* **Task brief**: If a line includes "this", copy it out of the entries.
Segment Start: Task input
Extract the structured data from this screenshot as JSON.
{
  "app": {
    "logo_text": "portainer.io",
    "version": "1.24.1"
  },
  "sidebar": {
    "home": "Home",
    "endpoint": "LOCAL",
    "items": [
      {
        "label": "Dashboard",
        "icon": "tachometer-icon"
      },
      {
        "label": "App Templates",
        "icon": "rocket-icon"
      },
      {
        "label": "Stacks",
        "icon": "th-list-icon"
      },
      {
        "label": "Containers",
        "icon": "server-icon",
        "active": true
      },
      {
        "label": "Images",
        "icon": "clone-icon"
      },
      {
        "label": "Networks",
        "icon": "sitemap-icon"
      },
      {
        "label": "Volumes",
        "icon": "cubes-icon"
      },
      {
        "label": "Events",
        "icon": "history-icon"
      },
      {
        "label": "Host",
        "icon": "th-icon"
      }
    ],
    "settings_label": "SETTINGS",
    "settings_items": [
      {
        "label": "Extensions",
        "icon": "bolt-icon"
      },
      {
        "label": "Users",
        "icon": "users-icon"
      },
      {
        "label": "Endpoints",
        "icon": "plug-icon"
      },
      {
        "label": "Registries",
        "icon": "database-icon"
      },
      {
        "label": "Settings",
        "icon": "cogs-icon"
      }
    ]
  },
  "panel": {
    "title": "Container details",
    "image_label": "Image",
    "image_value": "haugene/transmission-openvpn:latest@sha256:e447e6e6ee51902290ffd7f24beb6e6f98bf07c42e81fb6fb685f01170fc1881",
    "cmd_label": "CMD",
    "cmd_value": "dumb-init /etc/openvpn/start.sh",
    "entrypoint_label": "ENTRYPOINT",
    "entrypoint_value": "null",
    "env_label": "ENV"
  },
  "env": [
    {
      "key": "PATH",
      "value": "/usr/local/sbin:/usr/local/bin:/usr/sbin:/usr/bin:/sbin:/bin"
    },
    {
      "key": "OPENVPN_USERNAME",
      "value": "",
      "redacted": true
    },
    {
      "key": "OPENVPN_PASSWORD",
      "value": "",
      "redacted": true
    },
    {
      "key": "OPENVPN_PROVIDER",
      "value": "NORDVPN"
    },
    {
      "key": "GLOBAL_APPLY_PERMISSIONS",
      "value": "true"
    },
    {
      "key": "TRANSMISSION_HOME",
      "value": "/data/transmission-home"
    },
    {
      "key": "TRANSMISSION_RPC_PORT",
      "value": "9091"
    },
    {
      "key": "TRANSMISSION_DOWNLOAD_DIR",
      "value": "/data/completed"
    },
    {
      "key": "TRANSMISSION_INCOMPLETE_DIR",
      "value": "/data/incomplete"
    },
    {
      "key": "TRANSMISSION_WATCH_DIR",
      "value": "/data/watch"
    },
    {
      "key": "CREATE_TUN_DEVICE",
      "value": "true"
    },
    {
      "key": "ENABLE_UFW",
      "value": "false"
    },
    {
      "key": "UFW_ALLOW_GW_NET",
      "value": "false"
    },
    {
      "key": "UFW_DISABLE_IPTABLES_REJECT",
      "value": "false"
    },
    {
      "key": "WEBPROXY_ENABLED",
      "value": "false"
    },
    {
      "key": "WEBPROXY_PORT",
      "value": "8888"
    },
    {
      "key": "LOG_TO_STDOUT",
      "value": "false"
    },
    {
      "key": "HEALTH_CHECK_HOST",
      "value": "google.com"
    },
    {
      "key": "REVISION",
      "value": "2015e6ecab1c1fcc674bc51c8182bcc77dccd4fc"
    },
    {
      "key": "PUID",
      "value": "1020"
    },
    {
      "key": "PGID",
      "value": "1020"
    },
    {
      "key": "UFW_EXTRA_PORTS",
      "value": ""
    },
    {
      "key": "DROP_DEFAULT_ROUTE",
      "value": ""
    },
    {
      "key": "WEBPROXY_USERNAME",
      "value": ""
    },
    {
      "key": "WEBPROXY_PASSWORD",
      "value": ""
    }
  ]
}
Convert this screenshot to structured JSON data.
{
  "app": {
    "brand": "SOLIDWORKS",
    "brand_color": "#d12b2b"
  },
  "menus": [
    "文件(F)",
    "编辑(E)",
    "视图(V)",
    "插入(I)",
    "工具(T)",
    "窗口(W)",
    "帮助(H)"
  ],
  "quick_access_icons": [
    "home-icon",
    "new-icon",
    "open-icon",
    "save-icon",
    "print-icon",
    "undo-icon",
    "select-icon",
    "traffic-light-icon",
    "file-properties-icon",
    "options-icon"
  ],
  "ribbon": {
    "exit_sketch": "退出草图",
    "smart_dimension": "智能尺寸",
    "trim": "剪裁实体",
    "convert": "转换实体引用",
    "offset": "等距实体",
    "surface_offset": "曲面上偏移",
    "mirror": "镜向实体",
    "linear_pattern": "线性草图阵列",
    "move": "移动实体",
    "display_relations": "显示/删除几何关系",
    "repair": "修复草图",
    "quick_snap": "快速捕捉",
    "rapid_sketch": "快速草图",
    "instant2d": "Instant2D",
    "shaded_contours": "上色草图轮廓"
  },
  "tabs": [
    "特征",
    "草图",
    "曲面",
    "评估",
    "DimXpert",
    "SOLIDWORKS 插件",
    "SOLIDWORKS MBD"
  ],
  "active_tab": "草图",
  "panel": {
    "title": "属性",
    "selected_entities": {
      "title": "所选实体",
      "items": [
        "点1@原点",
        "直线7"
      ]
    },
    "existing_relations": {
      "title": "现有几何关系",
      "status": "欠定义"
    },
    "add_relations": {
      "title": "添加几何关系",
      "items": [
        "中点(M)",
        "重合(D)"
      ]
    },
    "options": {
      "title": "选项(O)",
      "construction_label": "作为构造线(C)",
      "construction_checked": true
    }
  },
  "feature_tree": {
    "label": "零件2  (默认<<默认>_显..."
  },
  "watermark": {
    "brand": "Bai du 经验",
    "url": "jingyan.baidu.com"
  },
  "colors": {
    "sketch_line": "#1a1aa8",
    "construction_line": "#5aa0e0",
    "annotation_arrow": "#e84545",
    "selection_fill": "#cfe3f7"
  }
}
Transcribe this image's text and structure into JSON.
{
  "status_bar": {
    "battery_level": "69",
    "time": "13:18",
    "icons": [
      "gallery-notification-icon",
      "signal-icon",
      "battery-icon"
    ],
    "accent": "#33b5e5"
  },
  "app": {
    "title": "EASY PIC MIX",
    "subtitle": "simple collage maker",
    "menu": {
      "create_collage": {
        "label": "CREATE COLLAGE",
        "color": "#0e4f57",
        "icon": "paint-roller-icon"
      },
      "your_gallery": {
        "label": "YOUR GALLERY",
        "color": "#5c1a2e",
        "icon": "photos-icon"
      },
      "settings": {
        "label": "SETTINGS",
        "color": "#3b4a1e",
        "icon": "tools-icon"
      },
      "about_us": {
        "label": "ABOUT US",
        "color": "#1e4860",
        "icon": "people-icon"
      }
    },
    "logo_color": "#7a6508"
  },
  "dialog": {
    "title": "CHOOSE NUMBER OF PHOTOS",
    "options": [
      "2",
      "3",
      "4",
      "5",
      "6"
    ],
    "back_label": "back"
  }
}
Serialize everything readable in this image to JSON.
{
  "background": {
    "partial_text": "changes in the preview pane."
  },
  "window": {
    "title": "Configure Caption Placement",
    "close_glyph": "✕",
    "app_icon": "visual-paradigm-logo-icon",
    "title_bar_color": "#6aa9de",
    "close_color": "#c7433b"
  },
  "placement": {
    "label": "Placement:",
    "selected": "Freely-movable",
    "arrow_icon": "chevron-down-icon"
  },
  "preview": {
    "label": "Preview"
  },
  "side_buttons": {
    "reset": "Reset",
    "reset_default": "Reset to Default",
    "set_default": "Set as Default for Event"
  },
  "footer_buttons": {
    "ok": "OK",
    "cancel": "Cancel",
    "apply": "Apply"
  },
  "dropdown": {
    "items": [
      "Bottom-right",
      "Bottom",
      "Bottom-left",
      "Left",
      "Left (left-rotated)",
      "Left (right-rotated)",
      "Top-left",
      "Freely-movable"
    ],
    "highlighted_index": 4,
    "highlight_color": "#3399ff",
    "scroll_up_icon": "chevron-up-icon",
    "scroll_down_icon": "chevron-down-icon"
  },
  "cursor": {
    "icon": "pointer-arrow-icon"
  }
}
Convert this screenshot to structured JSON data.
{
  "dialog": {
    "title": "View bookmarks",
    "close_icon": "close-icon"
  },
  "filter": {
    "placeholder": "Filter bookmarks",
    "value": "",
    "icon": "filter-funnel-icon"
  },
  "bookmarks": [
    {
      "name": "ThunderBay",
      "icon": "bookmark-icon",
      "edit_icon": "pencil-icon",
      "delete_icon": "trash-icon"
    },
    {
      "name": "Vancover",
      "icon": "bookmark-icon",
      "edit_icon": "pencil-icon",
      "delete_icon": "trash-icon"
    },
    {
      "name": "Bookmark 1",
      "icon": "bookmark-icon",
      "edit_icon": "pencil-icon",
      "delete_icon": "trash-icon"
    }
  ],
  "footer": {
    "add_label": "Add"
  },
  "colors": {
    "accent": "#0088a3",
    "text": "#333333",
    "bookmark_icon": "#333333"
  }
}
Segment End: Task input
* **Answer below**:
Extract the structured data from this screenshot as JSON.
Convert this screenshot to structured JSON data.
Transcribe this image's text and structure into JSON.
Serialize everything readable in this image to JSON.
Convert this screenshot to structured JSON data.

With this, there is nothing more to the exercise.